6 Awards and Honors for Our Only May Amelia Newbery Honor Book 1999 Parents Choice Silver Award Publishers Weekly Best of 1999 Book Publishers Weekly Flying Start Also by Jennifer L. Holm: Boston Jane Tr Lb X Topically Related Reading ADVENTUROUS GIRLS The True Confessions of Charlotte Doyle by Avi DOLLS IN HISTORICAL FICTION Hitty: Her First Hundred Years by Rachel Field Miss Hickory by Carolyn Sherwin Bailey EARLY WASHINGTON Ghost Canoe by Will Hobbs FAMILY KEEPSAKES Blue Willow by Doris Gates The Little House Books by Laura Ingalls Wilder The Night Journey by Kathryn Lasky The Keeping Quilt by Patricia Polacco FICTION BASED ON FAMILY STORIES The Little House Books by Laura Ingalls Wilder Littlejim by Gloria Houston Pink and Say by Patricia Polacco Roll of Thunder, Hear My Cry by Mildred D. Taylor Reference Material Ojakangas, Beatrice, John Zug, and Sue Roemig, eds. Fantastically Finnish: Recipes and Traditions. Iowa City, IA: Penfield Press, Poe, Elizabeth A. and Nyanne J. Hicks. Journeying to the Eastern Hemisphere: Listening and Responding to Many Voices. Reader Response in Elementary Classrooms: Quest and Discovery.

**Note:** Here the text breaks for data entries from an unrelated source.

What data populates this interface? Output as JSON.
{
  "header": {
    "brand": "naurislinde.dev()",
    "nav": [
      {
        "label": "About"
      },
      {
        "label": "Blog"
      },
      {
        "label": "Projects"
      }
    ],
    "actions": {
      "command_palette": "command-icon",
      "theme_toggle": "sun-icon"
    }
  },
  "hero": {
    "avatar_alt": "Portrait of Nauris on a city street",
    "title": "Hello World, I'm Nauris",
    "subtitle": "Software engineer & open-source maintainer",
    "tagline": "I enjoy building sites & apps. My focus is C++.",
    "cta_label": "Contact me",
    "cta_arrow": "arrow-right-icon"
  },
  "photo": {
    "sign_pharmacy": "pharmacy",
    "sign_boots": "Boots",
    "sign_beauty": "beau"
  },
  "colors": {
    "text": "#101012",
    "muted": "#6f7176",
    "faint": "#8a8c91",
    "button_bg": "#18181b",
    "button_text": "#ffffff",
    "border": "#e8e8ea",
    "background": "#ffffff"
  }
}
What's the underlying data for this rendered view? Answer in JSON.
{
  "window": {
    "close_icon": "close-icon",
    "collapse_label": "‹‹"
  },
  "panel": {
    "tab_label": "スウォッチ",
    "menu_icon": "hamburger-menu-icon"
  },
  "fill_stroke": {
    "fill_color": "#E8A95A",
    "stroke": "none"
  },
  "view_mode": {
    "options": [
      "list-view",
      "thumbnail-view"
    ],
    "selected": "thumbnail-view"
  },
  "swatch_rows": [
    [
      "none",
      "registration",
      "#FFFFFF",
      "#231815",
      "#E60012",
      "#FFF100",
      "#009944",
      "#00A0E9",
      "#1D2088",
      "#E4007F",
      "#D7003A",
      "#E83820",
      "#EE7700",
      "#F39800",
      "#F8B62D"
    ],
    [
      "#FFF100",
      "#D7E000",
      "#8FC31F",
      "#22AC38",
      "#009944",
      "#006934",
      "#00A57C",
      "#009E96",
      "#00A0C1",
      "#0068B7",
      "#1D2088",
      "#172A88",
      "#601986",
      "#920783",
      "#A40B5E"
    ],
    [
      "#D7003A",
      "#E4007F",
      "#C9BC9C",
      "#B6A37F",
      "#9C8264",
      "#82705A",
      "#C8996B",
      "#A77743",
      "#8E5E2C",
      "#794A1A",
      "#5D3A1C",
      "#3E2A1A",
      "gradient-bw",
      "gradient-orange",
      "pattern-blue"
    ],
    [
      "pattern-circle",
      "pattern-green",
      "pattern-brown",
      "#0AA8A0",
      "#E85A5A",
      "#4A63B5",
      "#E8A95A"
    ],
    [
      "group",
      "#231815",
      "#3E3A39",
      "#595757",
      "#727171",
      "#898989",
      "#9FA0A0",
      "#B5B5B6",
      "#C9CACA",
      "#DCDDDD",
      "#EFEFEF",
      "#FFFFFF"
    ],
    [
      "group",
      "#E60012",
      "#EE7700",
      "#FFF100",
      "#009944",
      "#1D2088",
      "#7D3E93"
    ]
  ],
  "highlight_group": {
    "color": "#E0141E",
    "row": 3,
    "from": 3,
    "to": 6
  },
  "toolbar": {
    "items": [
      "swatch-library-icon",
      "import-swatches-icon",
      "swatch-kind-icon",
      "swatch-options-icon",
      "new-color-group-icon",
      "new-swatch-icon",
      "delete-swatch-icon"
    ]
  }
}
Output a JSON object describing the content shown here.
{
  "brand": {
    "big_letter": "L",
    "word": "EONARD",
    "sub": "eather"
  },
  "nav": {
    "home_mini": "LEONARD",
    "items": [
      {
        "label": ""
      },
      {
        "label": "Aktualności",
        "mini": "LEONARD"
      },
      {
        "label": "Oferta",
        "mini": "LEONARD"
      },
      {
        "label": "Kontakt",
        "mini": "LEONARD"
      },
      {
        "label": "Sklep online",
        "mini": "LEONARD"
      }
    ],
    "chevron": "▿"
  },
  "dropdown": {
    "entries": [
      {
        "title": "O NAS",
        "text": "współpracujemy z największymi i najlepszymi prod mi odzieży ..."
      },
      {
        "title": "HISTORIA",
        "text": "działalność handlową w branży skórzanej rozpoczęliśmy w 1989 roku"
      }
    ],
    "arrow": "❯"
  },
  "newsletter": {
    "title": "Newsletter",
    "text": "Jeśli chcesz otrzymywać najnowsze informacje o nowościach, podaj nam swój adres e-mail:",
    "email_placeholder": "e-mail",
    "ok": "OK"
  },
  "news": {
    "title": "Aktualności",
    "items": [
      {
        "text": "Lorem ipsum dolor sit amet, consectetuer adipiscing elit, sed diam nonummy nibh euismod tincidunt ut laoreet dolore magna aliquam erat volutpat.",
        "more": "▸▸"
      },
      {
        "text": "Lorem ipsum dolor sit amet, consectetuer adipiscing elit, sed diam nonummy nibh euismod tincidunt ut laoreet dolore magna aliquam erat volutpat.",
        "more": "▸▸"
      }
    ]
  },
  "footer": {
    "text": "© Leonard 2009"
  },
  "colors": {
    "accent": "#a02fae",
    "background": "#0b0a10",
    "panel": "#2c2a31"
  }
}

Nicholas J. Karolides, ed. New York: Erlbaum, FINNISH IMMIGRANTS The Journal of Otto Peltonen: A Finnish Immigrant, Hibbing, Minnesota, 1905 (A Dear America/My Name Is America Book) by William Durbin HARSH GRANDMOTHERS Jacob Have I Loved by Katherine Paterson ISBN: Prepared by Elizabeth Poe West Virginia University Morgantown, West Virginia LOGGING California Blue by David Klass Crescent Moon by Alden R. Carter Littlejim s Dreams by Gloria Houston YOUNG GIRLS LIVING IN THE WILDERNESS Caddie Woodlawn by Carol Ryrie Brink The Little House Books by Laura Ingalls Wilder 1350 Avenue of the America, New York, NY PRINTED IN THE U.S.A.